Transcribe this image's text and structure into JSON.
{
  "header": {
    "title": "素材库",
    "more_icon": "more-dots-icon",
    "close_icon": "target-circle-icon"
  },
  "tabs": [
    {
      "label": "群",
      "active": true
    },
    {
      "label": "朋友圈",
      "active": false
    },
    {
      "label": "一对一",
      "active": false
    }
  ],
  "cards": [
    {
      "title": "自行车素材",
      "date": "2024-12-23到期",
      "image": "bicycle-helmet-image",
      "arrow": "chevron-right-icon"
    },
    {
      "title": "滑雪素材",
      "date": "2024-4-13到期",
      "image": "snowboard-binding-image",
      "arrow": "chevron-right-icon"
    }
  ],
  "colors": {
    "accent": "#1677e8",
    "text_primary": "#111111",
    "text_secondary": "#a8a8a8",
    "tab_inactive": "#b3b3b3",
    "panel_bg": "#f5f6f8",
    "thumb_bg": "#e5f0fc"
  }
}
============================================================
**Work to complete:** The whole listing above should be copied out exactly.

**Exercise answer:**
Transcribe this image's text and structure into JSON.
{
  "header": {
    "title": "素材库",
    "more_icon": "more-dots-icon",
    "close_icon": "target-circle-icon"
  },
  "tabs": [
    {
      "label": "群",
      "active": true
    },
    {
      "label": "朋友圈",
      "active": false
    },
    {
      "label": "一对一",
      "active": false
    }
  ],
  "cards": [
    {
      "title": "自行车素材",
      "date": "2024-12-23到期",
      "image": "bicycle-helmet-image",
      "arrow": "chevron-right-icon"
    },
    {
      "title": "滑雪素材",
      "date": "2024-4-13到期",
      "image": "snowboard-binding-image",
      "arrow": "chevron-right-icon"
    }
  ],
  "colors": {
    "accent": "#1677e8",
    "text_primary": "#111111",
    "text_secondary": "#a8a8a8",
    "tab_inactive": "#b3b3b3",
    "panel_bg": "#f5f6f8",
    "thumb_bg": "#e5f0fc"
  }
}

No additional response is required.